START Data to use
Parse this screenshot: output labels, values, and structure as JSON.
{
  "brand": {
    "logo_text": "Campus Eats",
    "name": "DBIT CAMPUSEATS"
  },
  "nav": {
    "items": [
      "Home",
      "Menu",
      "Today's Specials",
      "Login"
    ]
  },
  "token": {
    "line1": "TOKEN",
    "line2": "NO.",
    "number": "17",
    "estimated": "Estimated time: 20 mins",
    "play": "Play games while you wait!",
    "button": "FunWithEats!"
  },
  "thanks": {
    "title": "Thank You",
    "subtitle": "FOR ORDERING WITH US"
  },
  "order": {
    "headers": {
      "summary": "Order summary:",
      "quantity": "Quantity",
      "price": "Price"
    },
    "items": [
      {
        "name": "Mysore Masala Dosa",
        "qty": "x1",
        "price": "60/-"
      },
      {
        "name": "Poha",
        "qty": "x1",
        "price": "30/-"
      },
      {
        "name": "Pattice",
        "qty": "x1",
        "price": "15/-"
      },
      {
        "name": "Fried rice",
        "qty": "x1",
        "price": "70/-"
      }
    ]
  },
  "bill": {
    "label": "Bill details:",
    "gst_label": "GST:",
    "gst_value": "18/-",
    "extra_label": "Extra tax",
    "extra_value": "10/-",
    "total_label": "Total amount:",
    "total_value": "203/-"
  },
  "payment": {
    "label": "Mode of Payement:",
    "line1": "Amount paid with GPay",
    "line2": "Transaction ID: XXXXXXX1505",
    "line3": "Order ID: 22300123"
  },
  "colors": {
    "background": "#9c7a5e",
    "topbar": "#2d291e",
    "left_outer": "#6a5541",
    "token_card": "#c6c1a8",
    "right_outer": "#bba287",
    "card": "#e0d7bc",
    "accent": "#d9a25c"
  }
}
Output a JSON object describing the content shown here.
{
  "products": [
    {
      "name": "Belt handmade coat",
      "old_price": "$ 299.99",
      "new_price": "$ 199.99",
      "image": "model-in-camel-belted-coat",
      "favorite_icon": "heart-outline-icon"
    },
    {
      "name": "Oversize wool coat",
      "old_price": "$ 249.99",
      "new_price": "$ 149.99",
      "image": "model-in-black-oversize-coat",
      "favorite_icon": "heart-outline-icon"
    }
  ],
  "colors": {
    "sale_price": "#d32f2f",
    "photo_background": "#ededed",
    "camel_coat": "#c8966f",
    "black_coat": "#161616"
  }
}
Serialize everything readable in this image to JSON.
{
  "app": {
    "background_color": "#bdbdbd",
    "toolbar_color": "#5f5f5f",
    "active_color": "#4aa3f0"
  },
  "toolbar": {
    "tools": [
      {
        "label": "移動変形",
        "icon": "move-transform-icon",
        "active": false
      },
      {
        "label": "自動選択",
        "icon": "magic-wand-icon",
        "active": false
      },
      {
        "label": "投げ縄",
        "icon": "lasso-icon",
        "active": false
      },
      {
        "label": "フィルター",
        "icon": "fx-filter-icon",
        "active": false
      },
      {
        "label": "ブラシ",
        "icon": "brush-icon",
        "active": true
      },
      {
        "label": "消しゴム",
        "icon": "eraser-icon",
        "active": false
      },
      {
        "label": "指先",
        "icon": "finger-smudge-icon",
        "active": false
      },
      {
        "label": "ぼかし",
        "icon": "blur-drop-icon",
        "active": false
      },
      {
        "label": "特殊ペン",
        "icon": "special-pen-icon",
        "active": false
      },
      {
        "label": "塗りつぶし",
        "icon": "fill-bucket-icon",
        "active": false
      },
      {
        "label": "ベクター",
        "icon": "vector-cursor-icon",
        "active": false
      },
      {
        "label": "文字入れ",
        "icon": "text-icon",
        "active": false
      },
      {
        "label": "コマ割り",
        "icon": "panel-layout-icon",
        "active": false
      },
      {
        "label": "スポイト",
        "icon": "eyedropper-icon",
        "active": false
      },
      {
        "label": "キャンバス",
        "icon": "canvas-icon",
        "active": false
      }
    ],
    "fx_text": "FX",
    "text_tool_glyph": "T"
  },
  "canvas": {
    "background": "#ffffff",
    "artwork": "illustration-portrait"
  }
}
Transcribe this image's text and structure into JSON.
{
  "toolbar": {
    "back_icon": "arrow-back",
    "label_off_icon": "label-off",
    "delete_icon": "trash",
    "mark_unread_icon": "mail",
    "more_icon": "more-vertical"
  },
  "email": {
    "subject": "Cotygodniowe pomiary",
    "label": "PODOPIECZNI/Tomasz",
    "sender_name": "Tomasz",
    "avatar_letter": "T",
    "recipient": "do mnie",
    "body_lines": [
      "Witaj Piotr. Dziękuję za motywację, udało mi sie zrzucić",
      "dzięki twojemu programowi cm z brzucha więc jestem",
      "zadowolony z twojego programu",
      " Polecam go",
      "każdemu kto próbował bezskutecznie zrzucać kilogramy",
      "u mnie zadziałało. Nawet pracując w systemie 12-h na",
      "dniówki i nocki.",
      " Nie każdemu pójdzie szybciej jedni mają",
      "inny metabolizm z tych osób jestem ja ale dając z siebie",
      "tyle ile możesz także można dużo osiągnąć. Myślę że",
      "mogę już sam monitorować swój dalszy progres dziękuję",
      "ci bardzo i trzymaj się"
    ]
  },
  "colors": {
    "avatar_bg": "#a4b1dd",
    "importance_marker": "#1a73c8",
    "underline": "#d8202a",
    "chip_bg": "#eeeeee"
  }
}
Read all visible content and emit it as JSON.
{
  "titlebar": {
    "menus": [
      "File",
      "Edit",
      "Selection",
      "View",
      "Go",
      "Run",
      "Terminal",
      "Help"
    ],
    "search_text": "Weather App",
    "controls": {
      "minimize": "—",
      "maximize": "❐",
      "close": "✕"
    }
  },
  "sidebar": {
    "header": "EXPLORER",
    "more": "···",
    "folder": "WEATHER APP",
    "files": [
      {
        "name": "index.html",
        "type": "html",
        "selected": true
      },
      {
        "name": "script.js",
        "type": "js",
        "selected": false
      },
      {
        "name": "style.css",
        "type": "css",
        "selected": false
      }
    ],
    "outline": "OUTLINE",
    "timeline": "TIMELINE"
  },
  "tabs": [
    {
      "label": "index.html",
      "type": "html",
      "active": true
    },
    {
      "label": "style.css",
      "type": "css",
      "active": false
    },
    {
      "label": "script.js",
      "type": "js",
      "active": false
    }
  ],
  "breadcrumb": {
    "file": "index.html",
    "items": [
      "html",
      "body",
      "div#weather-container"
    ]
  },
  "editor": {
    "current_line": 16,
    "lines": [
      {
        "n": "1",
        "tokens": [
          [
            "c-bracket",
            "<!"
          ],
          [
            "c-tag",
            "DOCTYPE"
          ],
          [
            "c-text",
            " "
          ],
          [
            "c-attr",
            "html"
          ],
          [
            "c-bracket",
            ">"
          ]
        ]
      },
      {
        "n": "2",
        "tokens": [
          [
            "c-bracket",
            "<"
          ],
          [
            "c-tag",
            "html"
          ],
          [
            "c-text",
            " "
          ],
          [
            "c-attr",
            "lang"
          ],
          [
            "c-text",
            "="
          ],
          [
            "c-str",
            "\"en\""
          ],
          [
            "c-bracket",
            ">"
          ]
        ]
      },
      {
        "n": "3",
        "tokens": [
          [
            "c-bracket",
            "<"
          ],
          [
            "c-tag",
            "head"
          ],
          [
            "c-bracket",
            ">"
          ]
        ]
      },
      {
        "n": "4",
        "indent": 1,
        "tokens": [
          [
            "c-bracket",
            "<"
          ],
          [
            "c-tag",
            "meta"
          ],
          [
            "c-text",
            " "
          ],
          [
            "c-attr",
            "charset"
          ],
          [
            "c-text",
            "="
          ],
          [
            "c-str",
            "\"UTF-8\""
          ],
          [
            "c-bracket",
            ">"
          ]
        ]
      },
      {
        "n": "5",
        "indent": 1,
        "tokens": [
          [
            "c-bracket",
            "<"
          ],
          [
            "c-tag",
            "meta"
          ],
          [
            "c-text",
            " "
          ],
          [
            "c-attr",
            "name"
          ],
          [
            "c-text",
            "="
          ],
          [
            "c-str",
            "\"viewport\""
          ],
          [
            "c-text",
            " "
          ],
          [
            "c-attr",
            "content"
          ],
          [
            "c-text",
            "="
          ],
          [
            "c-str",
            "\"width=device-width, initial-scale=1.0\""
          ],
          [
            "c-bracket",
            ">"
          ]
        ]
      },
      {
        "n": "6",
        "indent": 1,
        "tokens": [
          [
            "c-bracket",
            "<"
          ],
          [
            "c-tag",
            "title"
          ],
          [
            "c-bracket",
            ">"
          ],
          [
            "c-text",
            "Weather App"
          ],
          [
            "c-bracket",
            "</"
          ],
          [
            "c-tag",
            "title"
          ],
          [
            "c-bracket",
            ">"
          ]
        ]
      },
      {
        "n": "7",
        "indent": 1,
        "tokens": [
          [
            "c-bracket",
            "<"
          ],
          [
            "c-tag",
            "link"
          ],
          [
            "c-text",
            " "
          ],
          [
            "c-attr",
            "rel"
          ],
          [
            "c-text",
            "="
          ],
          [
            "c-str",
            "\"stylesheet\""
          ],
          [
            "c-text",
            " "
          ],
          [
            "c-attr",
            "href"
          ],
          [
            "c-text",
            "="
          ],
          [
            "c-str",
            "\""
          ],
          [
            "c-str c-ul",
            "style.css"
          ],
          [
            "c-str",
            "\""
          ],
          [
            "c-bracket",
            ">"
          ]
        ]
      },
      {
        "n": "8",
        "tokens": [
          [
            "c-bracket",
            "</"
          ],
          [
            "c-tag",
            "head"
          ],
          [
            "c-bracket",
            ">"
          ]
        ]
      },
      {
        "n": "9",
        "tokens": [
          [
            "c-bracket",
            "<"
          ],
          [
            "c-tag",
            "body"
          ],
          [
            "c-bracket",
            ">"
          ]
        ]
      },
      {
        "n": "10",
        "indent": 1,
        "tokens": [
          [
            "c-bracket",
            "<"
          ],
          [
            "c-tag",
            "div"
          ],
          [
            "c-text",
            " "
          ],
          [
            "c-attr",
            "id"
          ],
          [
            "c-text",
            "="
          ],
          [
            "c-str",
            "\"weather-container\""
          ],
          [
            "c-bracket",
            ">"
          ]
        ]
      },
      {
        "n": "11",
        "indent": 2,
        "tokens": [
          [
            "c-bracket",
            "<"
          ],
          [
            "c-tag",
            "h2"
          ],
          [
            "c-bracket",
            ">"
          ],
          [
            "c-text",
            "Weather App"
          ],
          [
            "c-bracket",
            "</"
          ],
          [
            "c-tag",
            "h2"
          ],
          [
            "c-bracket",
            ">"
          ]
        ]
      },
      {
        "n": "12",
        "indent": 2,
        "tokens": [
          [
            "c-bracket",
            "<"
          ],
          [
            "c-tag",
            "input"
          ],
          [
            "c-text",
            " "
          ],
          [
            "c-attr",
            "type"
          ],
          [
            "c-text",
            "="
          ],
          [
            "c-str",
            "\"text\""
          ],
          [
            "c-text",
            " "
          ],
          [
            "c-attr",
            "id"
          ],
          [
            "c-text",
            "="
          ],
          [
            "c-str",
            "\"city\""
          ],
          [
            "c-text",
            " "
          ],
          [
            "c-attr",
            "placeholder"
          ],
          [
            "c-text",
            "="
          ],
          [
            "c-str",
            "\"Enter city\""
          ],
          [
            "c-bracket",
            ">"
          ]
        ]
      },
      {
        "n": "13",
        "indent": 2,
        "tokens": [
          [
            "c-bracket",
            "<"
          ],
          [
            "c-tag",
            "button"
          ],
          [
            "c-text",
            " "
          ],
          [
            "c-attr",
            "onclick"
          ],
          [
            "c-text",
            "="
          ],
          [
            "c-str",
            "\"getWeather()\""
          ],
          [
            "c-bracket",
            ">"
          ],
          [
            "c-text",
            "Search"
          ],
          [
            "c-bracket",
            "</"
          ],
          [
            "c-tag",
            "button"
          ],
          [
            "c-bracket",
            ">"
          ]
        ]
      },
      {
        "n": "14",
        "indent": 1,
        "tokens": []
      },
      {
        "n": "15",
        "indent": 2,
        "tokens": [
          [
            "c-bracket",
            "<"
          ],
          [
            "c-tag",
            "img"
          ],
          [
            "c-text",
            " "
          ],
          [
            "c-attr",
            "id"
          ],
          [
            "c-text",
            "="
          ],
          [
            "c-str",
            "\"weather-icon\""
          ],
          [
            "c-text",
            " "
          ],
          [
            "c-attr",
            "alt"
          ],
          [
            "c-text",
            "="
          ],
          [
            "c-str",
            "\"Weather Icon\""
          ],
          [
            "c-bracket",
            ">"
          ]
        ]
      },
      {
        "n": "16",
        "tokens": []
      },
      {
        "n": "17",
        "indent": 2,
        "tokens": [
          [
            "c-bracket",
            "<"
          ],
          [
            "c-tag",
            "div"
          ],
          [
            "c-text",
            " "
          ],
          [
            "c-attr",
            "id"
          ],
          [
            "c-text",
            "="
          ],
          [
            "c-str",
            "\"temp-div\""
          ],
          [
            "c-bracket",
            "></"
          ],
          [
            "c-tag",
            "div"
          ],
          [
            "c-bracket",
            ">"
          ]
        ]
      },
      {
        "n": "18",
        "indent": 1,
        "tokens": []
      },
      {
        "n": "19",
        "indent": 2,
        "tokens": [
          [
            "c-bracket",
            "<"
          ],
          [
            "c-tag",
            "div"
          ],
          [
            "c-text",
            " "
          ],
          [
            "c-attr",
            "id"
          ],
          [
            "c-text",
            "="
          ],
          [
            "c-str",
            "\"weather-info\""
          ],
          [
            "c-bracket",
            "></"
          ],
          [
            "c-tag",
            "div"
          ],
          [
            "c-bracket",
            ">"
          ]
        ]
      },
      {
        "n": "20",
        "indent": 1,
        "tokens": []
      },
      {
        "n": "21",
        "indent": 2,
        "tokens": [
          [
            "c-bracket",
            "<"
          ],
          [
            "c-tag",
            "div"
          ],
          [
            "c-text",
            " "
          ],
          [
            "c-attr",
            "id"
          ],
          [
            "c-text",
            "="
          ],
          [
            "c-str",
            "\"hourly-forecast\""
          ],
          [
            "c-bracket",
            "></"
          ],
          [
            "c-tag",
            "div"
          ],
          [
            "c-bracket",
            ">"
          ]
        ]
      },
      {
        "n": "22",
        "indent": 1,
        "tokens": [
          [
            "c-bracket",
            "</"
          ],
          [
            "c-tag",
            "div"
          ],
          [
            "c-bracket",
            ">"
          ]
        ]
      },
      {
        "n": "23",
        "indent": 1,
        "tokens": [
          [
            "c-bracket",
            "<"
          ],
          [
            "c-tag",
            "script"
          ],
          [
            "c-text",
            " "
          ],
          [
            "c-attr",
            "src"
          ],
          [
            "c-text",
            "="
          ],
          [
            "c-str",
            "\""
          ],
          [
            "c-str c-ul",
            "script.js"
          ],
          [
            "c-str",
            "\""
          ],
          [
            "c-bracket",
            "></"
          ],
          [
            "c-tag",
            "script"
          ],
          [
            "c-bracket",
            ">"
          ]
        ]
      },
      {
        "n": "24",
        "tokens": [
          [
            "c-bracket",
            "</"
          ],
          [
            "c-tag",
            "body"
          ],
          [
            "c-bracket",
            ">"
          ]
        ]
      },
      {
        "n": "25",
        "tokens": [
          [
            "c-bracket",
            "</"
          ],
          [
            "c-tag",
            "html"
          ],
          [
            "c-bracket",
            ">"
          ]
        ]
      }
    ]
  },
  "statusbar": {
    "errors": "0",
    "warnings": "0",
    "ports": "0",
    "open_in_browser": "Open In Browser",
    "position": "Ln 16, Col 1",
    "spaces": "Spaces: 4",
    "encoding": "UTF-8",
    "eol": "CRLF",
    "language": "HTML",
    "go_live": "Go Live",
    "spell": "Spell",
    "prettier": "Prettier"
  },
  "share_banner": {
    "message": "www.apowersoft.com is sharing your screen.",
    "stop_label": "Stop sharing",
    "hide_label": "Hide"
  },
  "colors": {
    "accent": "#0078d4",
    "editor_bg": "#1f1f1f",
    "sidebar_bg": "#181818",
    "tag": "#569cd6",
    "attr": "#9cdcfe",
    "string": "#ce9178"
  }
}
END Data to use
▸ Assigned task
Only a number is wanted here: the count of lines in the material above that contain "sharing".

▸ Result below
2